The 07-08 season was dominated from the outset by Real Madrid and they went on to finish as runaway group leaders with a 12 point lead. Barcelona held on to 2nd place for most of the season, but crashed out terribly at the season’s close allowing even Villareal to finish 10 points ahead of them.
Like Sevilla, even Villareal played the 99-00 edition of Liga in Segunda but secured promotion for next year finishing inside the top 10 in 00-01 in the Primera Liga. In the next 2 seasons Villareal battled relegation and finished just above the drop zone. In 03-04 Villareal reached the semi finals of the UEFA Cup, followed immediately by a quarter final crash-out in the 04-05 edition of the UEFA Cup. Manuel Pellegrini’s hiring as the coach in 2004 turned the team’s fortune. Villareal finished 3rd in the 04-05 season qualifying for the 05-06 UCL. Villareal topped the group in Europe, a group which consisted of European veterans like Manchester United, holding out Man Utd to a 0-0 draw over 2 legs. They knocked out Internationazale Milan in the quarter finals, but narrowly lost out to Arsenal in the semi-finals. However, they earned a lot of praise during that season as an European newbie which played slick, attacking football and was not afraid to take the game to the big teams. The Yellow Submarine as Villareal are referred to, again drew Arsenal in the 08-09 season. They drew the 1st leg but lost the 2nd leg 3-0 to Arsenal.
…Spanish football has always emphasized on creativity over mundane strategies. It is this creativity which when nurtured properly gave rise to these so called Dark Horses. Spanish teams, as a rule, can boast of a strong youth foundation in all their teams. Combined with this youth foundation, shrewd signings of players with potential has enabled some teams over the year to churn out extraordinary results with what seemingly looks like an average squad of players.

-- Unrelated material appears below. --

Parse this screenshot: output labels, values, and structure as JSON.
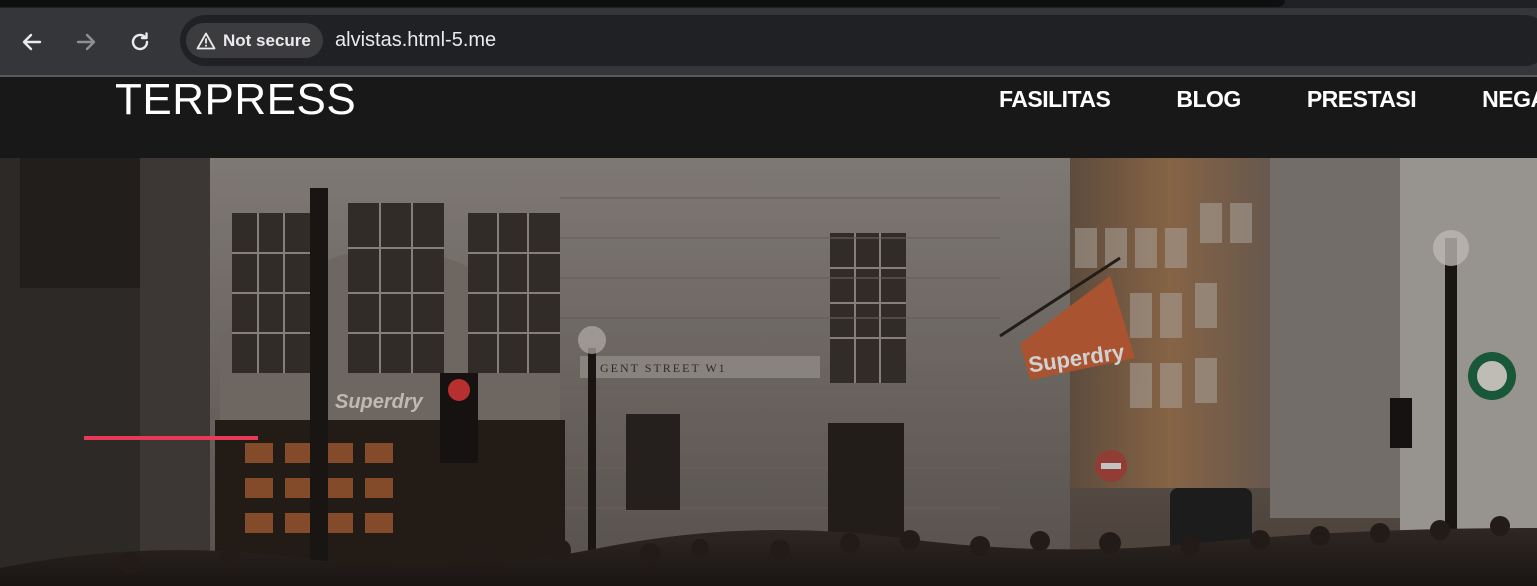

The question that now arises is that with so much apparent talent, why do these so called dark horses find it hard to turn into unicorns, those elusive, mythical leaders of horses? Why does the Liga still seemingly look like a 2 horse race to people? I would like to know your views regarding these questions which I would compile to prepare the Part II of this article which deals with why these dark horses don’t turn into unicorn and what steps need to be taken to rectify this error.